We have already seen successful examples across the region:
- Since the November 2019 earthquake, Albania rebuilt 63 schools through the #EU4Schools programmeThese school buildings can now withstand similar shocks and over 24,500 students and teachers are more safe;
- During the COVID-19 pandemic crisis, Armenia strengthened the preparedness and response of their key medical facilities, evaluating the disaster readiness of maternity hospitals and preparing disaster risk management plans, aiming to be better prepared for the next pandemic;
- The Kyrgyz Republic invests in the resilience of its key Bishkek-Osh road corridor, a vital artery for its society and economy, by building climate-resilient roads, establishing, and developing better road management;
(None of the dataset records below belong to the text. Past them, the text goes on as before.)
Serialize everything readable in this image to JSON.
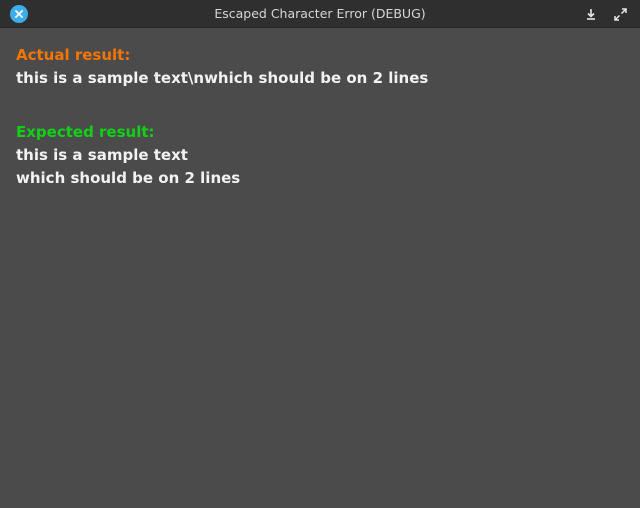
{
  "window": {
    "title": "Escaped Character Error (DEBUG)"
  },
  "actual": {
    "label": "Actual result:",
    "line1": "this is a sample text\\nwhich should be on 2 lines"
  },
  "expected": {
    "label": "Expected result:",
    "line1": "this is a sample text",
    "line2": "which should be on 2 lines"
  },
  "colors": {
    "actual_label": "#f67400",
    "expected_label": "#11d116",
    "close_button": "#3daee9"
  }
}
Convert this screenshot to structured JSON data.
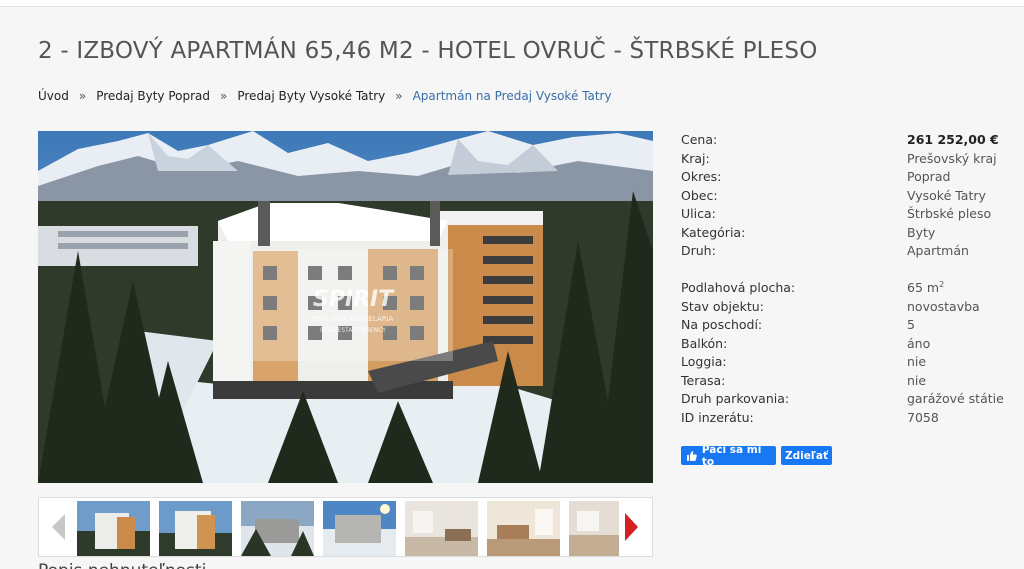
{
  "page": {
    "title": "2 - IZBOVÝ APARTMÁN 65,46 M2 - HOTEL OVRUČ - ŠTRBSKÉ PLESO"
  },
  "breadcrumb": {
    "items": [
      "Úvod",
      "Predaj Byty Poprad",
      "Predaj Byty Vysoké Tatry"
    ],
    "separator": "»",
    "current": "Apartmán na Predaj Vysoké Tatry"
  },
  "gallery": {
    "watermark_brand": "SPIRIT",
    "watermark_line1": "REALITNÁ KANCELÁRIA",
    "watermark_line2": "REAL ESTATE AGENCY",
    "thumbnail_count": 7
  },
  "details": {
    "cena": {
      "label": "Cena:",
      "value": "261 252,00 €"
    },
    "kraj": {
      "label": "Kraj:",
      "value": "Prešovský kraj"
    },
    "okres": {
      "label": "Okres:",
      "value": "Poprad"
    },
    "obec": {
      "label": "Obec:",
      "value": "Vysoké Tatry"
    },
    "ulica": {
      "label": "Ulica:",
      "value": "Štrbské pleso"
    },
    "kategoria": {
      "label": "Kategória:",
      "value": "Byty"
    },
    "druh": {
      "label": "Druh:",
      "value": "Apartmán"
    },
    "plocha": {
      "label": "Podlahová plocha:",
      "value": "65 m",
      "unit_sup": "2"
    },
    "stav": {
      "label": "Stav objektu:",
      "value": "novostavba"
    },
    "poschodie": {
      "label": "Na poschodí:",
      "value": "5"
    },
    "balkon": {
      "label": "Balkón:",
      "value": "áno"
    },
    "loggia": {
      "label": "Loggia:",
      "value": "nie"
    },
    "terasa": {
      "label": "Terasa:",
      "value": "nie"
    },
    "parkovanie": {
      "label": "Druh parkovania:",
      "value": "garážové státie"
    },
    "id": {
      "label": "ID inzerátu:",
      "value": "7058"
    }
  },
  "social": {
    "like_label": "Páči sa mi to",
    "share_label": "Zdieľať",
    "color": "#1877f2"
  },
  "colors": {
    "breadcrumb_current": "#3a6fa6",
    "next_arrow": "#d42020"
  },
  "section_heading_cut": "Popis nehnuteľnosti"
}
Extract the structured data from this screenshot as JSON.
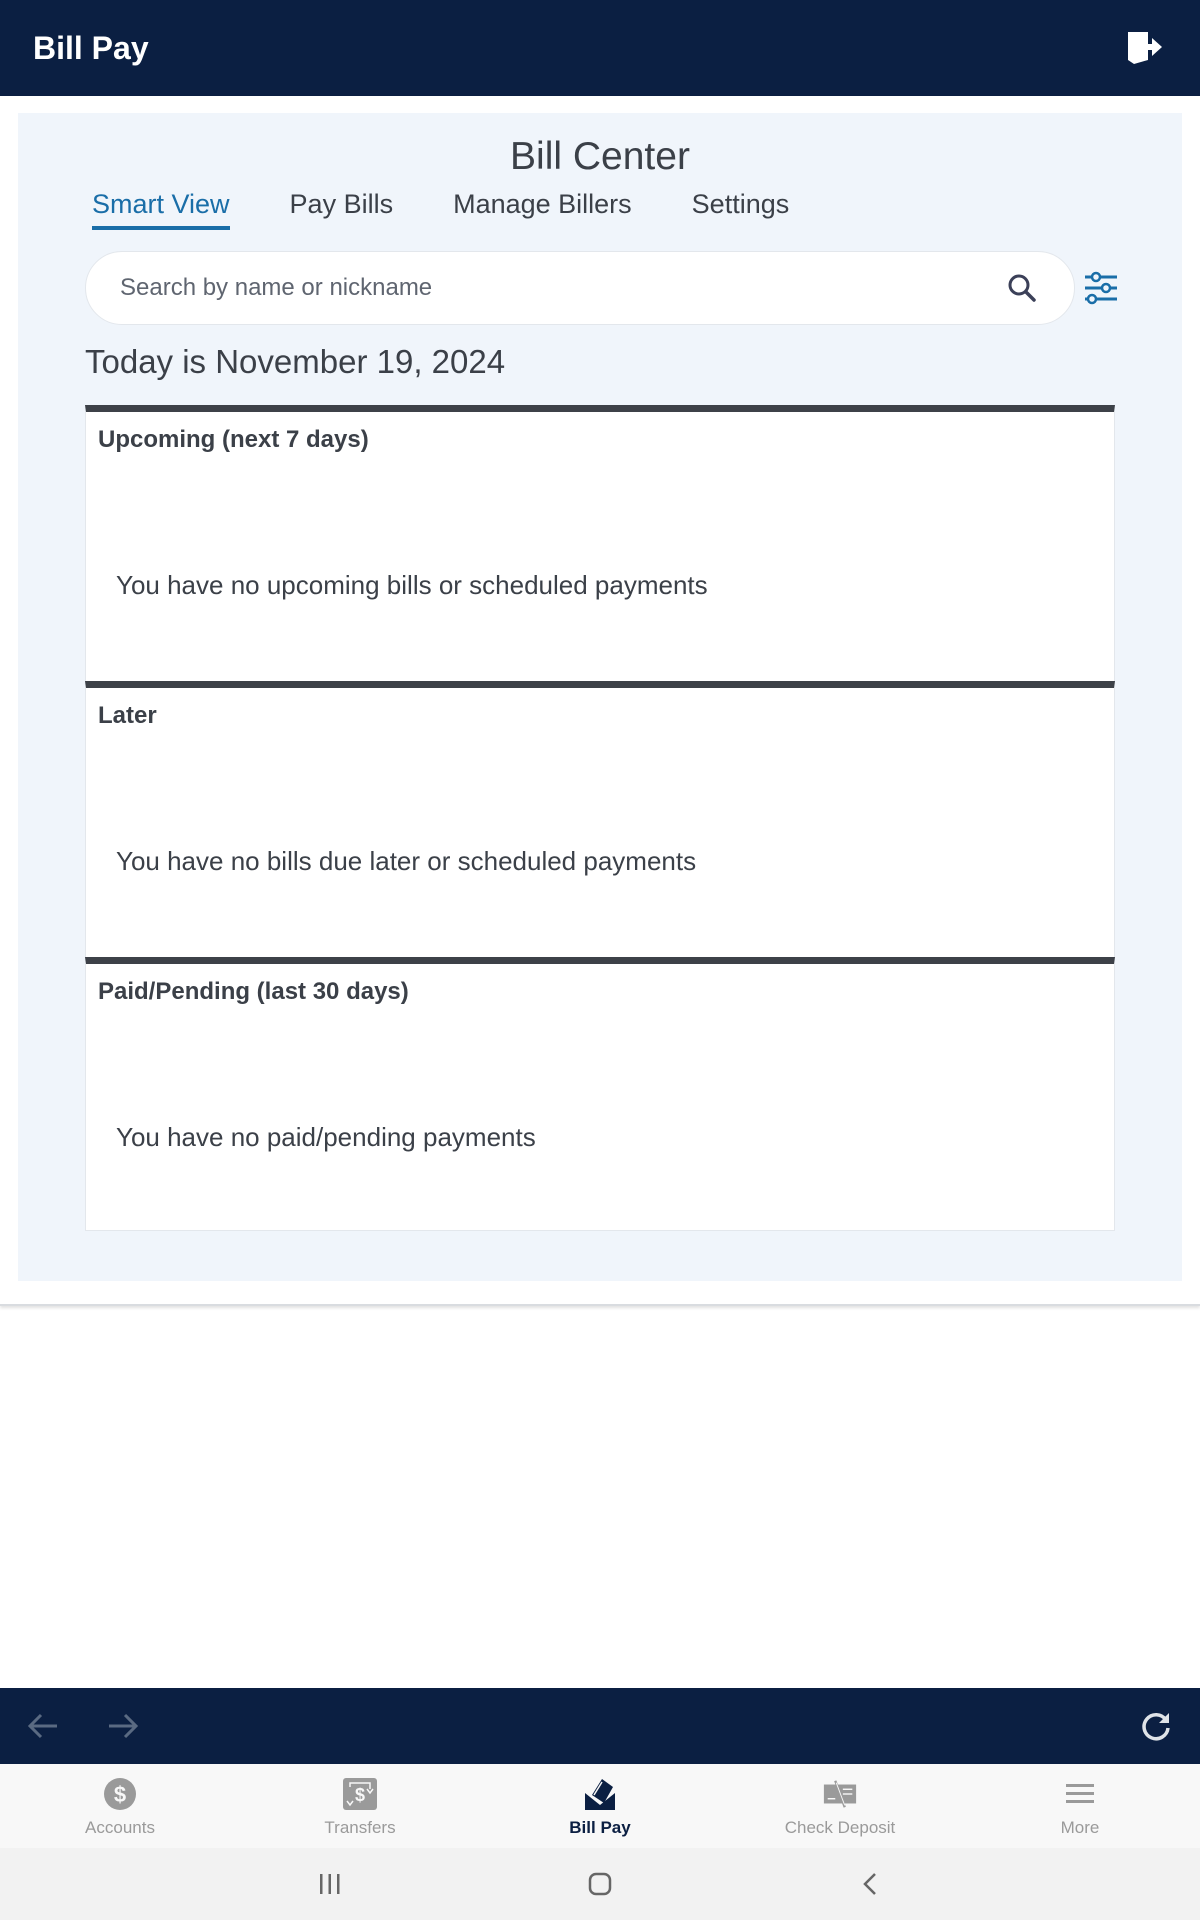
{
  "app_bar": {
    "title": "Bill Pay",
    "logout_icon": "logout-door-icon"
  },
  "bill_center": {
    "title": "Bill Center",
    "tabs": [
      {
        "label": "Smart View",
        "active": true
      },
      {
        "label": "Pay Bills",
        "active": false
      },
      {
        "label": "Manage Billers",
        "active": false
      },
      {
        "label": "Settings",
        "active": false
      }
    ],
    "search": {
      "placeholder": "Search by name or nickname",
      "value": ""
    },
    "today": "Today is November 19, 2024",
    "sections": [
      {
        "title": "Upcoming (next 7 days)",
        "message": "You have no upcoming bills or scheduled payments"
      },
      {
        "title": "Later",
        "message": "You have no bills due later or scheduled payments"
      },
      {
        "title": "Paid/Pending (last 30 days)",
        "message": "You have no paid/pending payments"
      }
    ]
  },
  "browser_nav": {
    "back_icon": "arrow-left-icon",
    "forward_icon": "arrow-right-icon",
    "refresh_icon": "refresh-icon"
  },
  "tabbar": {
    "items": [
      {
        "label": "Accounts",
        "icon": "dollar-circle-icon",
        "active": false
      },
      {
        "label": "Transfers",
        "icon": "transfer-icon",
        "active": false
      },
      {
        "label": "Bill Pay",
        "icon": "bill-envelope-icon",
        "active": true
      },
      {
        "label": "Check Deposit",
        "icon": "check-deposit-icon",
        "active": false
      },
      {
        "label": "More",
        "icon": "menu-icon",
        "active": false
      }
    ]
  },
  "colors": {
    "header": "#0b1f42",
    "accent": "#1a6ea8",
    "panel": "#f0f5fb",
    "text": "#3b4048"
  }
}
- Kazakhstan joined the Get Airports Ready for Disaster (GARD) programme to build the resilience of the Almaty International Airport which serves as a major regional humanitarian hub in Central Asia in the event of major disasters.
Potential resilience building of critical infrastructure pathways
When it comes to applying the guidance notes and anticipating the complex and uncertain futures, we have identified three potential development pathways.
A status quo scenario follows regular and ongoing activities, where everything is routine and stays the same. Most countries and territories will continue the business-as-usual approach.
An advanced straightforward scenario involves enhancing policy and regulatory frameworks, expanding institutional architecture, improving operational processes, mainstreaming critical infrastructure resilience in disaster risk management systems, climate-proofing infrastructure, and fostering partnerships between the public and private domains. Some countries and territories are already engaged in this, but still, more efforts and actions are needed.
The changing scenario involves new innovative strategies and leveraging emerging technologies to ensure robustness, adaptability and sustainability. It means designing and establishing new architecture and solutions aimed at replacing the concept of protection with the concept of the resilience of critical entities. The European Union is leading this way, and the countries and territories with the aspiration of EU membership will navigate towards achieving it.
We’re at the midpoint of the implementation of the Sendai Framework for Disaster Risk Reduction, which includes a global target to substantially reduce disaster damage to critical infrastructure and disruption of basic services by 2030. Governments need to invest more in critical infrastructure resilience. Accordingly, these guidance notes are the modus operandi for policy-makers and practitioners to navigate the path of building such critical infrastructure resilience.